- **Information**:
______
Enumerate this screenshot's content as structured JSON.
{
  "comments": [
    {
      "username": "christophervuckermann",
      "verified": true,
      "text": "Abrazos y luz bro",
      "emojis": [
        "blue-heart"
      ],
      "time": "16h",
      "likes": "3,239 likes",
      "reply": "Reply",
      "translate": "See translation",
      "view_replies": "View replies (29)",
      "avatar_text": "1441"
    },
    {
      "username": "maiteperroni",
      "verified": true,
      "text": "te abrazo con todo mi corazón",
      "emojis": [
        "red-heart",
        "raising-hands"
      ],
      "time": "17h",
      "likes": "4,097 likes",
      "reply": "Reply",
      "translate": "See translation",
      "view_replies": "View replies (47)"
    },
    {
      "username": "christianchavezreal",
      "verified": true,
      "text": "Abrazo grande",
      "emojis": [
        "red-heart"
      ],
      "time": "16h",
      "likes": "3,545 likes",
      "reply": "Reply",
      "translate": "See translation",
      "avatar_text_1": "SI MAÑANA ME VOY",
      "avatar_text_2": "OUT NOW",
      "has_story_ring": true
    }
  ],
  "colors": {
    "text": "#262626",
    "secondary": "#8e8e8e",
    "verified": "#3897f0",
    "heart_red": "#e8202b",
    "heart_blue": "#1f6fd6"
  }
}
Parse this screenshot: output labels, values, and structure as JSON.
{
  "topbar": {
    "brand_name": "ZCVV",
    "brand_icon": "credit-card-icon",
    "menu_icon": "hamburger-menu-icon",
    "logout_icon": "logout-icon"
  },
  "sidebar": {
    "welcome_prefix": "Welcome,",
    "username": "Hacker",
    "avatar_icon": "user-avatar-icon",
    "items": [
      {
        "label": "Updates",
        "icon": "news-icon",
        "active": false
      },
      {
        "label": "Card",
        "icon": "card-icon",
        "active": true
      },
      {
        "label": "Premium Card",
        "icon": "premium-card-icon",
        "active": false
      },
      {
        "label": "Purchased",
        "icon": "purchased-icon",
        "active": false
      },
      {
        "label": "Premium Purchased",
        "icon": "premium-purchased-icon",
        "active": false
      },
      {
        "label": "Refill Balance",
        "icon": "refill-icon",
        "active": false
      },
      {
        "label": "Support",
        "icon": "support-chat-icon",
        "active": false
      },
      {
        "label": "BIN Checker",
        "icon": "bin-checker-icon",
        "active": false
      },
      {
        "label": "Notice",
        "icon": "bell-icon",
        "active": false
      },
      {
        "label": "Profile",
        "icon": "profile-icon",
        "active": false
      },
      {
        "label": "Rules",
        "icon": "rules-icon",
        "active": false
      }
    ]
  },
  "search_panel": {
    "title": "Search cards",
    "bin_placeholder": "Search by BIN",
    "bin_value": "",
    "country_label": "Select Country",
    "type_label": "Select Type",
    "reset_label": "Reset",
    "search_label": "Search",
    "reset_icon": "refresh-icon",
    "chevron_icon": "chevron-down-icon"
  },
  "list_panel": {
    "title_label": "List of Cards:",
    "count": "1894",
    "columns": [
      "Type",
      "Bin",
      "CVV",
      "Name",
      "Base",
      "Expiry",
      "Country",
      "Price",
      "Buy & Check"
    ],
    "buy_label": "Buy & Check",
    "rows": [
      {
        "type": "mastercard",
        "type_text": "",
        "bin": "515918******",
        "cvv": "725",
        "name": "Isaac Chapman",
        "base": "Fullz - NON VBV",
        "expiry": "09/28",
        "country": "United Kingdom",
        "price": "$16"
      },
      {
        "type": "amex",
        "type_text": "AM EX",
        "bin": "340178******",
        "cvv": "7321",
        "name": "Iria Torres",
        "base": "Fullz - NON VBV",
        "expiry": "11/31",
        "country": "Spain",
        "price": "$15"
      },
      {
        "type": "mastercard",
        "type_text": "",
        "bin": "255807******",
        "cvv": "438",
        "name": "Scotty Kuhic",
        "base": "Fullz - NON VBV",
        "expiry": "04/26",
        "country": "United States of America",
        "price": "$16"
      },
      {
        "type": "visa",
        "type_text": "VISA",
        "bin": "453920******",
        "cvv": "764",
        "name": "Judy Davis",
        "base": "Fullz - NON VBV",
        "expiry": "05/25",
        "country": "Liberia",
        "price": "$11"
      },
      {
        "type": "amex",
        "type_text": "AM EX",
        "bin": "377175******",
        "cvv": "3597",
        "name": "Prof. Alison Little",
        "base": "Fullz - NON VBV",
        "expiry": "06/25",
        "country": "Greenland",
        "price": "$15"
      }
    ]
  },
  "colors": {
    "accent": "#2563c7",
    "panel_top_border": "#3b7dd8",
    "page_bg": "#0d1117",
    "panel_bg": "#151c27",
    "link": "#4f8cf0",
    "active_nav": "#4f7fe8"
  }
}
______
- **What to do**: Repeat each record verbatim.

- **Exercise answer**:
Enumerate this screenshot's content as structured JSON.
{
  "comments": [
    {
      "username": "christophervuckermann",
      "verified": true,
      "text": "Abrazos y luz bro",
      "emojis": [
        "blue-heart"
      ],
      "time": "16h",
      "likes": "3,239 likes",
      "reply": "Reply",
      "translate": "See translation",
      "view_replies": "View replies (29)",
      "avatar_text": "1441"
    },
    {
      "username": "maiteperroni",
      "verified": true,
      "text": "te abrazo con todo mi corazón",
      "emojis": [
        "red-heart",
        "raising-hands"
      ],
      "time": "17h",
      "likes": "4,097 likes",
      "reply": "Reply",
      "translate": "See translation",
      "view_replies": "View replies (47)"
    },
    {
      "username": "christianchavezreal",
      "verified": true,
      "text": "Abrazo grande",
      "emojis": [
        "red-heart"
      ],
      "time": "16h",
      "likes": "3,545 likes",
      "reply": "Reply",
      "translate": "See translation",
      "avatar_text_1": "SI MAÑANA ME VOY",
      "avatar_text_2": "OUT NOW",
      "has_story_ring": true
    }
  ],
  "colors": {
    "text": "#262626",
    "secondary": "#8e8e8e",
    "verified": "#3897f0",
    "heart_red": "#e8202b",
    "heart_blue": "#1f6fd6"
  }
}
Parse this screenshot: output labels, values, and structure as JSON.
{
  "topbar": {
    "brand_name": "ZCVV",
    "brand_icon": "credit-card-icon",
    "menu_icon": "hamburger-menu-icon",
    "logout_icon": "logout-icon"
  },
  "sidebar": {
    "welcome_prefix": "Welcome,",
    "username": "Hacker",
    "avatar_icon": "user-avatar-icon",
    "items": [
      {
        "label": "Updates",
        "icon": "news-icon",
        "active": false
      },
      {
        "label": "Card",
        "icon": "card-icon",
        "active": true
      },
      {
        "label": "Premium Card",
        "icon": "premium-card-icon",
        "active": false
      },
      {
        "label": "Purchased",
        "icon": "purchased-icon",
        "active": false
      },
      {
        "label": "Premium Purchased",
        "icon": "premium-purchased-icon",
        "active": false
      },
      {
        "label": "Refill Balance",
        "icon": "refill-icon",
        "active": false
      },
      {
        "label": "Support",
        "icon": "support-chat-icon",
        "active": false
      },
      {
        "label": "BIN Checker",
        "icon": "bin-checker-icon",
        "active": false
      },
      {
        "label": "Notice",
        "icon": "bell-icon",
        "active": false
      },
      {
        "label": "Profile",
        "icon": "profile-icon",
        "active": false
      },
      {
        "label": "Rules",
        "icon": "rules-icon",
        "active": false
      }
    ]
  },
  "search_panel": {
    "title": "Search cards",
    "bin_placeholder": "Search by BIN",
    "bin_value": "",
    "country_label": "Select Country",
    "type_label": "Select Type",
    "reset_label": "Reset",
    "search_label": "Search",
    "reset_icon": "refresh-icon",
    "chevron_icon": "chevron-down-icon"
  },
  "list_panel": {
    "title_label": "List of Cards:",
    "count": "1894",
    "columns": [
      "Type",
      "Bin",
      "CVV",
      "Name",
      "Base",
      "Expiry",
      "Country",
      "Price",
      "Buy & Check"
    ],
    "buy_label": "Buy & Check",
    "rows": [
      {
        "type": "mastercard",
        "type_text": "",
        "bin": "515918******",
        "cvv": "725",
        "name": "Isaac Chapman",
        "base": "Fullz - NON VBV",
        "expiry": "09/28",
        "country": "United Kingdom",
        "price": "$16"
      },
      {
        "type": "amex",
        "type_text": "AM EX",
        "bin": "340178******",
        "cvv": "7321",
        "name": "Iria Torres",
        "base": "Fullz - NON VBV",
        "expiry": "11/31",
        "country": "Spain",
        "price": "$15"
      },
      {
        "type": "mastercard",
        "type_text": "",
        "bin": "255807******",
        "cvv": "438",
        "name": "Scotty Kuhic",
        "base": "Fullz - NON VBV",
        "expiry": "04/26",
        "country": "United States of America",
        "price": "$16"
      },
      {
        "type": "visa",
        "type_text": "VISA",
        "bin": "453920******",
        "cvv": "764",
        "name": "Judy Davis",
        "base": "Fullz - NON VBV",
        "expiry": "05/25",
        "country": "Liberia",
        "price": "$11"
      },
      {
        "type": "amex",
        "type_text": "AM EX",
        "bin": "377175******",
        "cvv": "3597",
        "name": "Prof. Alison Little",
        "base": "Fullz - NON VBV",
        "expiry": "06/25",
        "country": "Greenland",
        "price": "$15"
      }
    ]
  },
  "colors": {
    "accent": "#2563c7",
    "panel_top_border": "#3b7dd8",
    "page_bg": "#0d1117",
    "panel_bg": "#151c27",
    "link": "#4f8cf0",
    "active_nav": "#4f7fe8"
  }
}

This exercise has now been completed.